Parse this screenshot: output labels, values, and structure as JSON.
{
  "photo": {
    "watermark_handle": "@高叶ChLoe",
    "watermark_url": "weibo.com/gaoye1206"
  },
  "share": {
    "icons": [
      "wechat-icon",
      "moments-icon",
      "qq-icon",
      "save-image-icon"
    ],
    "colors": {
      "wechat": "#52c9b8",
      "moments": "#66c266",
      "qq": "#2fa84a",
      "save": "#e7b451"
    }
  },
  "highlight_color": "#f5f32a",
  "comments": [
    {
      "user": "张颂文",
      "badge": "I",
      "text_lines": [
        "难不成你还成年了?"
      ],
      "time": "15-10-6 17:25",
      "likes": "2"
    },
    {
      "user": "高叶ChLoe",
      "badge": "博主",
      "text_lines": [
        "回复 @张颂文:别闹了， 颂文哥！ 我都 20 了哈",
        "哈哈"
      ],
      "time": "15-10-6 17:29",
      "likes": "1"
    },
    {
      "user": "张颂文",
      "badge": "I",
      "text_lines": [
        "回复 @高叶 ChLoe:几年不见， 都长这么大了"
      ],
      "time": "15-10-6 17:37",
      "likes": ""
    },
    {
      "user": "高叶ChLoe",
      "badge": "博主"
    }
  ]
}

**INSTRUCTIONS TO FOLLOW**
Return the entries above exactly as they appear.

**SOLUTION BELOW**
Parse this screenshot: output labels, values, and structure as JSON.
{
  "photo": {
    "watermark_handle": "@高叶ChLoe",
    "watermark_url": "weibo.com/gaoye1206"
  },
  "share": {
    "icons": [
      "wechat-icon",
      "moments-icon",
      "qq-icon",
      "save-image-icon"
    ],
    "colors": {
      "wechat": "#52c9b8",
      "moments": "#66c266",
      "qq": "#2fa84a",
      "save": "#e7b451"
    }
  },
  "highlight_color": "#f5f32a",
  "comments": [
    {
      "user": "张颂文",
      "badge": "I",
      "text_lines": [
        "难不成你还成年了?"
      ],
      "time": "15-10-6 17:25",
      "likes": "2"
    },
    {
      "user": "高叶ChLoe",
      "badge": "博主",
      "text_lines": [
        "回复 @张颂文:别闹了， 颂文哥！ 我都 20 了哈",
        "哈哈"
      ],
      "time": "15-10-6 17:29",
      "likes": "1"
    },
    {
      "user": "张颂文",
      "badge": "I",
      "text_lines": [
        "回复 @高叶 ChLoe:几年不见， 都长这么大了"
      ],
      "time": "15-10-6 17:37",
      "likes": ""
    },
    {
      "user": "高叶ChLoe",
      "badge": "博主"
    }
  ]
}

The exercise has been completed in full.